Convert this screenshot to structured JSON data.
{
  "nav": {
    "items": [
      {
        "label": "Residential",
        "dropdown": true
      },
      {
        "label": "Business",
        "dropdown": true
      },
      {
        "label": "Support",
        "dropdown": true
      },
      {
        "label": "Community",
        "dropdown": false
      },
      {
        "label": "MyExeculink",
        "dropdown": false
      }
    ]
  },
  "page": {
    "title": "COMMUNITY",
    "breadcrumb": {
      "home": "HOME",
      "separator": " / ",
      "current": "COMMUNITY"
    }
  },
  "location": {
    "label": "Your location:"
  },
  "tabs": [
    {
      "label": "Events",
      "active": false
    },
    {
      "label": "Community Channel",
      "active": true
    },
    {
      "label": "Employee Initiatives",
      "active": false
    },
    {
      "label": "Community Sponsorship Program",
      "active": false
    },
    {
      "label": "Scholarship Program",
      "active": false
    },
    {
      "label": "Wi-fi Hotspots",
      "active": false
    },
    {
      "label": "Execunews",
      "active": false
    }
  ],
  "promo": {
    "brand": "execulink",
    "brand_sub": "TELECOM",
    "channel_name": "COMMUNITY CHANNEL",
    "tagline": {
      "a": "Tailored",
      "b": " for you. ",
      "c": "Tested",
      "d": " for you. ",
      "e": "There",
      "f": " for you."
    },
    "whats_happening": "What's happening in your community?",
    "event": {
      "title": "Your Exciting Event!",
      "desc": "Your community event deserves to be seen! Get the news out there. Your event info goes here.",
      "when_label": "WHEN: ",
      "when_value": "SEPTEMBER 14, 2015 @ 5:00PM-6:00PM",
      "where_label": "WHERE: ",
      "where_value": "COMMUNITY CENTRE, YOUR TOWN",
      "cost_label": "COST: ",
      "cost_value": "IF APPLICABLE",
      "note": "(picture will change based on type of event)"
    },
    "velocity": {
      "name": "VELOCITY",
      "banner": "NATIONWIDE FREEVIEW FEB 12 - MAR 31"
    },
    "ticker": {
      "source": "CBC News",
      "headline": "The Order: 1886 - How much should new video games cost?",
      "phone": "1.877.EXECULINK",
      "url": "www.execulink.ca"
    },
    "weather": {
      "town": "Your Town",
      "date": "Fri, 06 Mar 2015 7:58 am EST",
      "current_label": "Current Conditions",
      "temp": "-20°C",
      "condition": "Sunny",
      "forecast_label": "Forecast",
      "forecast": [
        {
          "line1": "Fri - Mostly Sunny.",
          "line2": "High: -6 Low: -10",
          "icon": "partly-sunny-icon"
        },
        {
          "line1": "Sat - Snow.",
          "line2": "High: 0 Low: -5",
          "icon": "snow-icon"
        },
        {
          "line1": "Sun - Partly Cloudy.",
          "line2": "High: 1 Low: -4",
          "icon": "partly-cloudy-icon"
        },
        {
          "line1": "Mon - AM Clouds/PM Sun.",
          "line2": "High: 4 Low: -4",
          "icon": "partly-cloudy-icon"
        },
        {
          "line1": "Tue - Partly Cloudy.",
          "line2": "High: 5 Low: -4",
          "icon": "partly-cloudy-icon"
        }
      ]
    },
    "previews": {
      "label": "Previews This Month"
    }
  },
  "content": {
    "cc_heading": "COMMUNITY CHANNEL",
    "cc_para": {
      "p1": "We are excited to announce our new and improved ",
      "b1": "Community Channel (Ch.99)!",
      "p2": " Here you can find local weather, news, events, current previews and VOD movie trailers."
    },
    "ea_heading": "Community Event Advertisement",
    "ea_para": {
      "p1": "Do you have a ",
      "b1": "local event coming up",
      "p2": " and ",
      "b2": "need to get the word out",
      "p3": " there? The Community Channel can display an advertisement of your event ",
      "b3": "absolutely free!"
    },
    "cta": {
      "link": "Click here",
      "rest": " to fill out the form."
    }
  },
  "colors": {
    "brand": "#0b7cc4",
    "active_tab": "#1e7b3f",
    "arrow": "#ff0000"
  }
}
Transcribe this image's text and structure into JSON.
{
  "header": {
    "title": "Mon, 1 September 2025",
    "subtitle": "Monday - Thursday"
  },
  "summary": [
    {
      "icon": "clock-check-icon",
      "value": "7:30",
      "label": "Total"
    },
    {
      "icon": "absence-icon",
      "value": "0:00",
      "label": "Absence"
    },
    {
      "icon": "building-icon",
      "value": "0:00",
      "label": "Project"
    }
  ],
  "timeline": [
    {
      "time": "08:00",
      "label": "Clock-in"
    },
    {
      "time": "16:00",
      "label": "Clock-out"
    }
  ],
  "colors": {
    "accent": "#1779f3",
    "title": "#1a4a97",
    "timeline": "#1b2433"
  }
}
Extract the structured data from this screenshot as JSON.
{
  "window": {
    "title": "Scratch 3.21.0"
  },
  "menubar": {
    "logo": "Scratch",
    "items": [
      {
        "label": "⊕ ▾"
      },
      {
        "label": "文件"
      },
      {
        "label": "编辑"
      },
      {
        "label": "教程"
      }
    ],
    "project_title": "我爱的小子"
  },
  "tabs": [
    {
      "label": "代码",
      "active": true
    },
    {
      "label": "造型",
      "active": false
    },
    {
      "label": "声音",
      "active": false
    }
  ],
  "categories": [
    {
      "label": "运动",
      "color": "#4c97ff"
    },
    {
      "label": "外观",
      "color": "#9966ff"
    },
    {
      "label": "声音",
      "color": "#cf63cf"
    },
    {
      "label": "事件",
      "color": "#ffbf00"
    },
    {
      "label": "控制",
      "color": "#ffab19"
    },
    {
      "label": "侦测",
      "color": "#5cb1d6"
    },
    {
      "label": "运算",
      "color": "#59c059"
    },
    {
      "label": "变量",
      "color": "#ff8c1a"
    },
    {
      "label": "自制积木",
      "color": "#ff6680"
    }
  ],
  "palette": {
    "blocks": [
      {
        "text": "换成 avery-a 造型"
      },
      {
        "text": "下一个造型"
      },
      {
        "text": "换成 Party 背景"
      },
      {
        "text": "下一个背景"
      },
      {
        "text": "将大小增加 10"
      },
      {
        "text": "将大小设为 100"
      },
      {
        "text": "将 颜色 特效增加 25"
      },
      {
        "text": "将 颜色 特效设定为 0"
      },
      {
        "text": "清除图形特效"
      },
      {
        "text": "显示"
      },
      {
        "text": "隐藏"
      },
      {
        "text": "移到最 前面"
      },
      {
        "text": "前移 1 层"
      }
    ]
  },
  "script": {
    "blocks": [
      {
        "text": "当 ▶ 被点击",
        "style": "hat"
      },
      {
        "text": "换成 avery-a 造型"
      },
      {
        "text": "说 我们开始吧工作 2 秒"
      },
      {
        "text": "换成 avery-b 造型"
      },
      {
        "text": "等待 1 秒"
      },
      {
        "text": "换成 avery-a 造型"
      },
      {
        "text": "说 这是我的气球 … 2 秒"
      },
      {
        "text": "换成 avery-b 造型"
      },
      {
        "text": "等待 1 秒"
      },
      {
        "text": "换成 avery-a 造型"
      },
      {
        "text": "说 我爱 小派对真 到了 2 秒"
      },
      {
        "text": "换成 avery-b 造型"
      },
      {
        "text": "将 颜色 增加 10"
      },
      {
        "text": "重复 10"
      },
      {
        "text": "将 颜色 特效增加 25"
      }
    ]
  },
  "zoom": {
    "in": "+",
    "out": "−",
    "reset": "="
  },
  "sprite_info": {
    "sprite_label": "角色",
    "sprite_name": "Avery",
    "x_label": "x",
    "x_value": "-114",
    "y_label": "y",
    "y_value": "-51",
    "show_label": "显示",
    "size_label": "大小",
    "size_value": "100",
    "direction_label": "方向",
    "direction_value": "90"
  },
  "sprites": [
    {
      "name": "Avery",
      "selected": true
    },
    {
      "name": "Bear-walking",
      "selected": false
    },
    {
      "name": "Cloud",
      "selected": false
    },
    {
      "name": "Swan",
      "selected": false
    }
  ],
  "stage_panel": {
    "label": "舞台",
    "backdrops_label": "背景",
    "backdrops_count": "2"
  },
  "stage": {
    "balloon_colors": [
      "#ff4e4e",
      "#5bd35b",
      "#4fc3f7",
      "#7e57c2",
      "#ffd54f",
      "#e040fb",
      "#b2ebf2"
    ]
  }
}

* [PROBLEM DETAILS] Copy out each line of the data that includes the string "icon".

* [ANSWER]
          "icon": "partly-sunny-icon"
          "icon": "snow-icon"
          "icon": "partly-cloudy-icon"
          "icon": "partly-cloudy-icon"
          "icon": "partly-cloudy-icon"
      "icon": "clock-check-icon",
      "icon": "absence-icon",
      "icon": "building-icon",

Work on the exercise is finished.